The scheme will bring about a large-scale reimagination of the spaces within the venue which sits at the Rotherhithe end of the Brunel’s Thames Tunnel.
The Brunel Museum Reinvented will see the creation of a new entrance pavilion, containing a café and shop which connect to a covered courtyard. This new entry has been designed to provide a clearer access point to the Museum, with external routes linking to the popular Engine House and Sinking Shaft.
The lion’s share of visitor functions will be housed in the pavilion, freeing up the Engine House for a full refurbishment and redesign as a space for interpretation, exhibitions, research and archiving.
As a matter of priority, the design team is collaborating with Access=Design to improve inclusive access to the site. The project will ensure inclusive access to all six levels of the museum, through the introduction of ramps, level thresholds, two platform lifts and a link bridge.
The renovation will also enable original watercolour designs of the Thames Tunnel, created by Marc Brunel’s team and recently acquired by the museum, to be put on display for the very first time. These will be housed under climate-controlled conditions within an exhibition space.

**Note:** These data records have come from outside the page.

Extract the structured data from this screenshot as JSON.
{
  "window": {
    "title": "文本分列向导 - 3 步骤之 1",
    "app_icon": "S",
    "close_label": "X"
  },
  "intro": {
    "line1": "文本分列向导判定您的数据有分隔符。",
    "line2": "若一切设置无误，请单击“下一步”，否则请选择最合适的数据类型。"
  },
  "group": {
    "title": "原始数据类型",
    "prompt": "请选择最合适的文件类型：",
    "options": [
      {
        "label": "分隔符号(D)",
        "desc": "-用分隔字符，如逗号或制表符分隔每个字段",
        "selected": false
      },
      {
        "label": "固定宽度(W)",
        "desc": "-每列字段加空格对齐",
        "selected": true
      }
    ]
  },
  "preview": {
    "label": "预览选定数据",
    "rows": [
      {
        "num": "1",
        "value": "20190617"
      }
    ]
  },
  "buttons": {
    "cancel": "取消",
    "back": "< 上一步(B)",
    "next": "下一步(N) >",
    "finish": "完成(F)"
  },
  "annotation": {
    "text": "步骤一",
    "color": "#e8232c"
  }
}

Jerry Tate, partner at Tate Harmer, who worked with the museum to convert the Grade II* listed Sinking Shaft into a performance space back in 2016, describes the venue as an “unusual mix of powerful industrial heritage surrounded by an unexpectedly verdant and compelling landscape on the end of the Thames”.

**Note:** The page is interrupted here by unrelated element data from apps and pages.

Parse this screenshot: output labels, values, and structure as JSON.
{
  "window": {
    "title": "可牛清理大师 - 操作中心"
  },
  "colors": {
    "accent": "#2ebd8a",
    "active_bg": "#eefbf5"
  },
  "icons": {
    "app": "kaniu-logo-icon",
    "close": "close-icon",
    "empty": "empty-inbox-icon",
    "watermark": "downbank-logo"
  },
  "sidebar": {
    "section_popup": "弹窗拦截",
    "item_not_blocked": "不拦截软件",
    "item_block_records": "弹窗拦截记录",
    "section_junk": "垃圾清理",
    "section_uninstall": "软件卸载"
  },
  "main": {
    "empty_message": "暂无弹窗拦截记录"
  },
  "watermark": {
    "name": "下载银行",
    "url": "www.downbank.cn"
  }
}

The new scheme, he adds, will “build on this as a character for development, using this rich palette to create a unique and coherent visitor experience”.
The team assembled to complete the work “combines an outstanding knowledge of the site and unparalleled heritage expertise for a site that remains deeply symbolic of past, as well as future, engineering endeavour,” according to Dana Skelley OBE, chair of trustees at the Brunel Museum.